In reorganizing the list around our new additions, we prioritized things like reserve power, movement complications, water resistance, and style, while being on the lookout for important features like scratch-resistant sapphire crystal and dimensions that are both in line with current trends and suitable for the greatest number of wrist sizes.
Avigation Type A-7 1935 This company and Vacheron Constantin are probably the two best known for producing pieces like this one, so-called driving watches that are designed to be legible for drivers — or pilots for that matter — while their hands are glued to a steering wheel or throttle. The luminescent material on this particular model is dyed to look like it would after decades of aging. longines.com
Conquest V.H.P. GMT Thanks to this model's GMT function, you can keep track of more than one time zone at a given moment.
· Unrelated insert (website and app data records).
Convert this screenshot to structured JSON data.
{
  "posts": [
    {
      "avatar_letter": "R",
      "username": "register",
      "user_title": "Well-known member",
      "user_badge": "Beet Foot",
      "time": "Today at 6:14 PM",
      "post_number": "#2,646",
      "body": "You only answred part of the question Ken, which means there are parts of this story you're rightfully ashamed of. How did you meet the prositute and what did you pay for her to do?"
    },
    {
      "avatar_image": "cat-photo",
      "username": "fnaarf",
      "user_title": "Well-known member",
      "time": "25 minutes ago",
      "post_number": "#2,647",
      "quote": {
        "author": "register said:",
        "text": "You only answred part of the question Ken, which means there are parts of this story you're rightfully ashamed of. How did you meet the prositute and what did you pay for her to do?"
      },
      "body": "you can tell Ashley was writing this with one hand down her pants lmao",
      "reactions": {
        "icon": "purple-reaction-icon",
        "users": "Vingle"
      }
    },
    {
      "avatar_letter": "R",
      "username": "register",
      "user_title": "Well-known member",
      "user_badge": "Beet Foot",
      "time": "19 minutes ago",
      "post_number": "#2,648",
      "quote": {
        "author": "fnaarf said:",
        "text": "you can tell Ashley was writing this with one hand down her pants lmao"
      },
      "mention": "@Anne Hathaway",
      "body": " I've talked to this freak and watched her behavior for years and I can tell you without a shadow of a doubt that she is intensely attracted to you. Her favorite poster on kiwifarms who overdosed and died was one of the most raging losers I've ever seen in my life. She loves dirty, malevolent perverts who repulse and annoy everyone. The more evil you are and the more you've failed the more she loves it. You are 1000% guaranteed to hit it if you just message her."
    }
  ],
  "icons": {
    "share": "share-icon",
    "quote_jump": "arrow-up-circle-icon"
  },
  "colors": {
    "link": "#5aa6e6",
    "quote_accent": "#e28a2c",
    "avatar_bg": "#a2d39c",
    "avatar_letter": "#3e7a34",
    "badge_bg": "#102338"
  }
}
A further innovation comes from the timepiece's energy saving mode. Since a great deal of a quartz watch's battery power is devoted to moving the hands, you can actually stop this part of the timekeeping by pulling the crown out to a certain position, though the watch will still be running otherwise. When you re-engage the crown, the hands will spring perfectly to whatever time it is, not matter how long has passed. longines.com
Heritage Classic Chronograph This model, often referred to as the "Tuxedo," features a silvertone dial that verges on cream, with a contrasting black hour track just within the broad tachymeter scale. At 40mm in diameter, it's an ideal size for most men and even some women, and its automatic movement beats at 28,800 vibrations per hour. Sadly, its caseback is solid, so that movement can't be enjoyed visually. longines.com